Call for a global ceasefire As the pandemic spreads, UN Secretary-General António Guterres has appealed for “an immediate global ceasefire in all corners of the world”, speaking in a live internet broadcast on 23 March. We asked “Communion and Law” director Adriana Cosseddu, Professor of Criminal Law at the University...
Call for a global ceasefire
As the pandemic spreads, UN Secretary-General António Guterres has appealed for “an immediate global ceasefire in all corners of the world”, speaking in a live internet broadcast on 23 March. We asked “Communion and Law” director Adriana Cosseddu, Professor of Criminal Law at the University of Sassari, to explain the significance of this appeal.
We’re in a new and unprecedented battle against a faceless common enemy, identifiable by the codeword: COVID-19. The mass media is pouring out updates, but one story which may have passed us by, shines out like a light at the end of a dark tunnel.
It’s the appeal by Secretary General of the United Nations, António Guterres, broadcast live on UN Web TV during a virtual press conference on 23 March, calling for an immediate “global ceasefire” in all corners of the world! He appealed to warring parties to pull back from hostilities, put aside mistrust and animosity. Now is the moment, he says, to silence the guns, airstrikes and artillery in order to open “precious windows” for diplomacy and negotiations.
Already on 19 March, the UN chief was urging world leaders to work together, especially to protect the most vulnerable. The human crisis which is unfolding requires solidarity in the face of a social fabric badly torn by this unprecedented kind of war, where hospital wards are the new trenches.
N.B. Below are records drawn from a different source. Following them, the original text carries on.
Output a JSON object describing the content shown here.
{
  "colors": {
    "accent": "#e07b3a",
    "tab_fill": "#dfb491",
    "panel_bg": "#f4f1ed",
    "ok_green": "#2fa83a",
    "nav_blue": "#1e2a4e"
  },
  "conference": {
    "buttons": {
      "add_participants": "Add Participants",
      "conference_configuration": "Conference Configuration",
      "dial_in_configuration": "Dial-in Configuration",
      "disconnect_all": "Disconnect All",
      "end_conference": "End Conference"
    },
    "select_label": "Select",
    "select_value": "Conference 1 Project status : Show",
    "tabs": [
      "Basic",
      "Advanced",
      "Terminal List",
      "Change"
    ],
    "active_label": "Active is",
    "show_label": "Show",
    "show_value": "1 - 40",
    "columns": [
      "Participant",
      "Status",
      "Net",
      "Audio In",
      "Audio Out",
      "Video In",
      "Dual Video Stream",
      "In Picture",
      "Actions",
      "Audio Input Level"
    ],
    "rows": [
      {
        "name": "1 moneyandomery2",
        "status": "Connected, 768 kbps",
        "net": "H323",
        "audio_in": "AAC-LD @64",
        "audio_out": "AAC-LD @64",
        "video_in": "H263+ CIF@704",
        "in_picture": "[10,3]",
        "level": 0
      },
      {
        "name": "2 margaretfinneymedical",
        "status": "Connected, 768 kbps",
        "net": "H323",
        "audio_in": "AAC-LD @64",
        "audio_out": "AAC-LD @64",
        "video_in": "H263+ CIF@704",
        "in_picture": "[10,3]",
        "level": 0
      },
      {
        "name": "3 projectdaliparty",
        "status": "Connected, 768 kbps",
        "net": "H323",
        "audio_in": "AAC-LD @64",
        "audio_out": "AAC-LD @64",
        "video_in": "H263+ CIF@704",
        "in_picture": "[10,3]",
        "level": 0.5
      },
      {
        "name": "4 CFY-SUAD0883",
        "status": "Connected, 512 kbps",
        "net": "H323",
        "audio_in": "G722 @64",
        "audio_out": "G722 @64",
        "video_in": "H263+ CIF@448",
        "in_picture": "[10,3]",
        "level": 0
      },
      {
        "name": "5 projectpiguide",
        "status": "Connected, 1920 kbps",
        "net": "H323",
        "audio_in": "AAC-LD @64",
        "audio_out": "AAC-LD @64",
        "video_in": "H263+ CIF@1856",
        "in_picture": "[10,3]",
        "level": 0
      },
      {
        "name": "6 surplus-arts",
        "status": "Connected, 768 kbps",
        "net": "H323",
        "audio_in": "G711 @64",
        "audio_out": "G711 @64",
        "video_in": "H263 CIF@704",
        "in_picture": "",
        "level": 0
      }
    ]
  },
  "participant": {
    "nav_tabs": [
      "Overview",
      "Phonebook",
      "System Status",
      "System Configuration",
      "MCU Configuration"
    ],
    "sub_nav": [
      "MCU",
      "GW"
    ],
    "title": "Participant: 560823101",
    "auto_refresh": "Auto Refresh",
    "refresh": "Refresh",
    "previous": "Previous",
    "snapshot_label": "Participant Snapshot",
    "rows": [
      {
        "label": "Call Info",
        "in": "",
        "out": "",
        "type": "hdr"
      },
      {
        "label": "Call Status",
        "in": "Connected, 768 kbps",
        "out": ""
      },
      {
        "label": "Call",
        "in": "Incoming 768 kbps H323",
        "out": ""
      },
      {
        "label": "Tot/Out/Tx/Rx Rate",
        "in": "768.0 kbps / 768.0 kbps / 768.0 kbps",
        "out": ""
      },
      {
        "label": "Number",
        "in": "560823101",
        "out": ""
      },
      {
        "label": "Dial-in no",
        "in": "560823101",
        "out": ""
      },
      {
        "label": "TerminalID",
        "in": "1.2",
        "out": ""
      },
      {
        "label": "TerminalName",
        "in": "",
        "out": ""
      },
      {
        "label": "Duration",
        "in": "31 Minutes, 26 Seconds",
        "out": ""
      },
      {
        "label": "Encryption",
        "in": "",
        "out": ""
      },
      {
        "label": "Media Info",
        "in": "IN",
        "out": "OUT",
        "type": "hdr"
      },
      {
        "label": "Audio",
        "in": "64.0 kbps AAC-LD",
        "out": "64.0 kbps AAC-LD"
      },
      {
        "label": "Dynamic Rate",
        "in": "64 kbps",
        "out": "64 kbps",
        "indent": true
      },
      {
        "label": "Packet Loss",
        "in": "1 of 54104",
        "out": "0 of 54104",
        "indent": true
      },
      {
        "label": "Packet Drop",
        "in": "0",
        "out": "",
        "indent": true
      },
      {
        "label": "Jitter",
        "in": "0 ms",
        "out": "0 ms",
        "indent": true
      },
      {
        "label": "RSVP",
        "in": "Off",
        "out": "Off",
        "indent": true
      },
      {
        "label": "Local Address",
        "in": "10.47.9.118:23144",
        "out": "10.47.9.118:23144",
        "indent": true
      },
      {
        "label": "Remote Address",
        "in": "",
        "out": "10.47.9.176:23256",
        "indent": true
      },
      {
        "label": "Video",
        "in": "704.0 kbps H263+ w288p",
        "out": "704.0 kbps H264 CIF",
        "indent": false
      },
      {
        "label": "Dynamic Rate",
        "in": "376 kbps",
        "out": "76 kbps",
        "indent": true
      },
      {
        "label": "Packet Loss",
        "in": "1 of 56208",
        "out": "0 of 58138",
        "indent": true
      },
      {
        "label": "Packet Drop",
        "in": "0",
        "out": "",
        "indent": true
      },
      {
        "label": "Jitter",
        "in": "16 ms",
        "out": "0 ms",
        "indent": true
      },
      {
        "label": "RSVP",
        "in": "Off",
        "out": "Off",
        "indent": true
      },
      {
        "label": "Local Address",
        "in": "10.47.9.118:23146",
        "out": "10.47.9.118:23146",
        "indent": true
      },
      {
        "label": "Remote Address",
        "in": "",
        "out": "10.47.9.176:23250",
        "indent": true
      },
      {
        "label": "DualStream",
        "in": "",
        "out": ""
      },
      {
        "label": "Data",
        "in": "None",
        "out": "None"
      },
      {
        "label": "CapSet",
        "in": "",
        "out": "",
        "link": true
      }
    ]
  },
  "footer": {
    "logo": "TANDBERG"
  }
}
Coronavirus is the name of the new enemy bringing fear and threatening the whole world. It does not match the usual definition of an “enemy” in the history of humankind. This one is invisible, little is known about it, even in the world’s top laboratories. It claims victims at such a rate that health systems are overwhelmed and unable to offer safety or reassurance. It does not recognize nationality, ethnicity or religious identity. It knows no borders or frontiers. This is why António Guterres reflected, “the fury of the virus illustrates the folly of war”.
His words can be seen as shaping the alphabet for a lesson we all have to learn. “It is time,” he says in his appeal, “to put armed conflict on lockdown and focus together on the true fight of our lives.” The vocabulary of this war is being transformed. Although it is a ‘battle’ to overcome the virus, the weapons are very different. Instead of bombs and air-raids, the usual instruments of death in wartime, here we’re talking of gloves, to touch the afflicted patients with care and attention; of masks, to permit people to approach one other while preserving each other’s protection and wellbeing; of respirators to support life; of the professionalism of those who care to the point of giving their own lives for someone they don’t know but yet “recognize” as their brother or sister.
What a contrast with the countless innocent victims, women and children of the many, many conflicts which are not even being mentioned on the world stage, but suppressed by powerful economic and political interests.
This appeal from the world’s highest international institution is to take on the responsibility to activate appropriate health care especially in the most afflicted and war-ravaged countries, and create corridors for life-saving aid.
Today, the invisible enemy which no-one expected, is teaching us a lesson we won’t find in any history book. It’s the lesson taught by those ready to give their lives, those who act like candles which are consumed to provide light, who freely illuminate the lives of others. It’s the lesson taught by those who don’t forget the many migrants and refugees forced to flee, who continue to give voice to those who have lost everything, family, work, home and homeland seeking refuge and welcome but often encountering rejection and violence.
It’s the lesson teaching us to listen to the least privileged on this earth, disfigured by torture, stripped of dignity and exploited, victims of unspeakable violence and abuse.
The latest appeal from the United Nations calls all this to mind. We are reminded that behind the numbers generated around COVID-19, there are individual people, personal stories, human lives, everyone of which is a unique and irreplaceable ‘word’ spoken to humanity.
In this our Via Crucis of humanity, just as Jesus met Veronica, a woman whose story was unknown to him but who was able to wipe his suffering face, we too can respond to the voice calling out to “fight the disease that is ravaging our world” by “stopping the fighting everywhere. Now. That is what our human family needs, now more than ever.”
Our attention is being drawn once more to those words written in December 1948, in the aftermath of the Second World War, in the Preamble to the Universal Declaration of Human Rights: “the human family”. The human family not as a verbal formula but as a living reality, brought to life by our links of fraternity and proximity. So just as the sunrise displaces the darkness of the night, now we too have the possibility to look at one another beyond our distances, with “resurrection” in our eyes.
What can we do?
We can make our own commitment to spread:
a culture of responsibility, knowing how to take on other people’s burdens,
a culture of legality, respecting the person,
a culture of peace, starting with repurposing factories producing arms and military technology.
We join in the shared commitment of all who, in the name of life, health and work, raise their voices to build a world of true peace: